> **Work order**:
Drop the pictures and restate the rest of the listing word for word.

> **Data for this task**:
::::

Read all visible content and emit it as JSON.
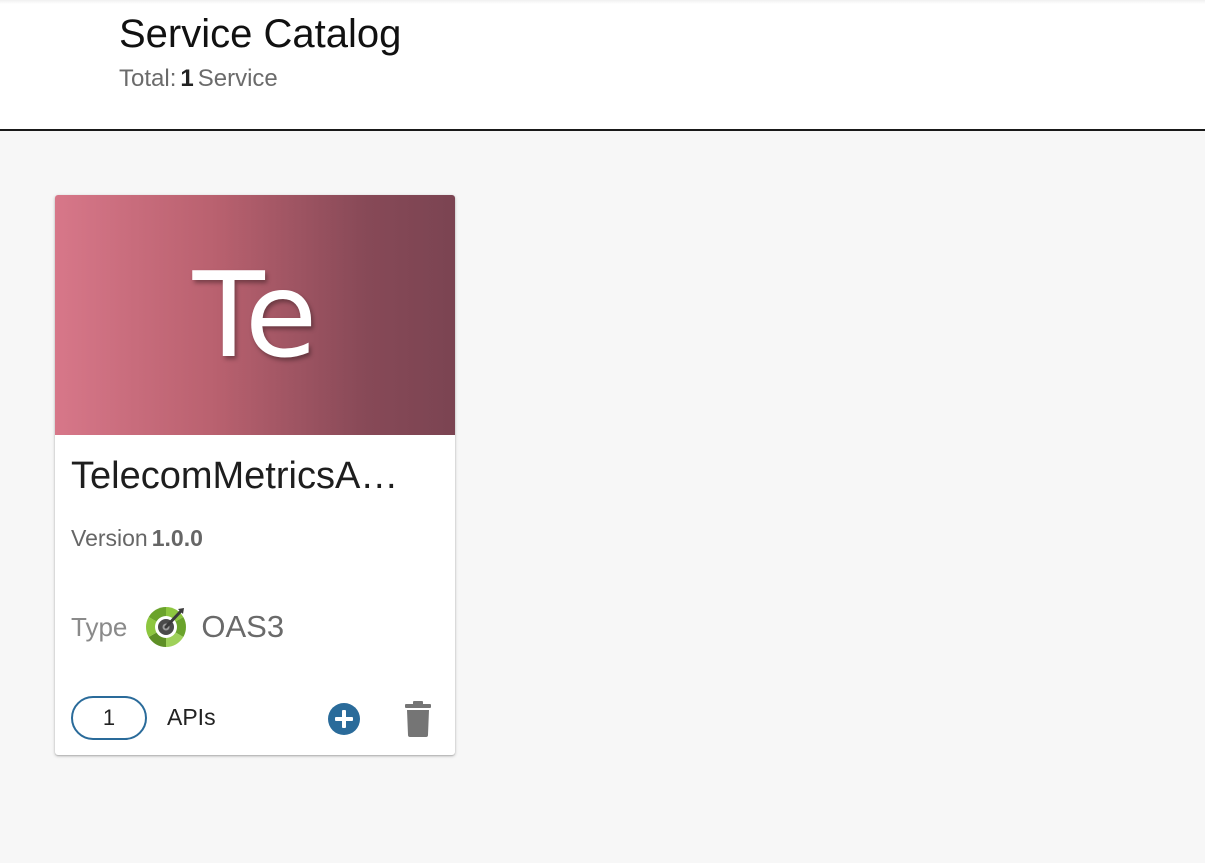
{
  "header": {
    "title": "Service Catalog",
    "total_prefix": "Total:",
    "total_count": "1",
    "total_suffix": "Service"
  },
  "services": [
    {
      "initials": "Te",
      "name": "TelecomMetricsA…",
      "version_label": "Version",
      "version": "1.0.0",
      "type_label": "Type",
      "type_icon": "oas3-swagger-icon",
      "type": "OAS3",
      "api_count": "1",
      "api_label": "APIs",
      "banner_colors": [
        "#d77789",
        "#7b4452"
      ],
      "actions": [
        "add-api",
        "delete-service"
      ]
    }
  ],
  "colors": {
    "accent": "#2a6b9a",
    "delete": "#757575",
    "header_border": "#1a1a1a",
    "background": "#f7f7f7"
  }
}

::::

> **Answer section**:
Read all visible content and emit it as JSON.
{
  "header": {
    "title": "Service Catalog",
    "total_prefix": "Total:",
    "total_count": "1",
    "total_suffix": "Service"
  },
  "services": [
    {
      "initials": "Te",
      "name": "TelecomMetricsA…",
      "version_label": "Version",
      "version": "1.0.0",
      "type_label": "Type",
      "type_icon": "oas3-swagger-icon",
      "type": "OAS3",
      "api_count": "1",
      "api_label": "APIs",
      "banner_colors": [
        "#d77789",
        "#7b4452"
      ],
      "actions": [
        "add-api",
        "delete-service"
      ]
    }
  ],
  "colors": {
    "accent": "#2a6b9a",
    "delete": "#757575",
    "header_border": "#1a1a1a",
    "background": "#f7f7f7"
  }
}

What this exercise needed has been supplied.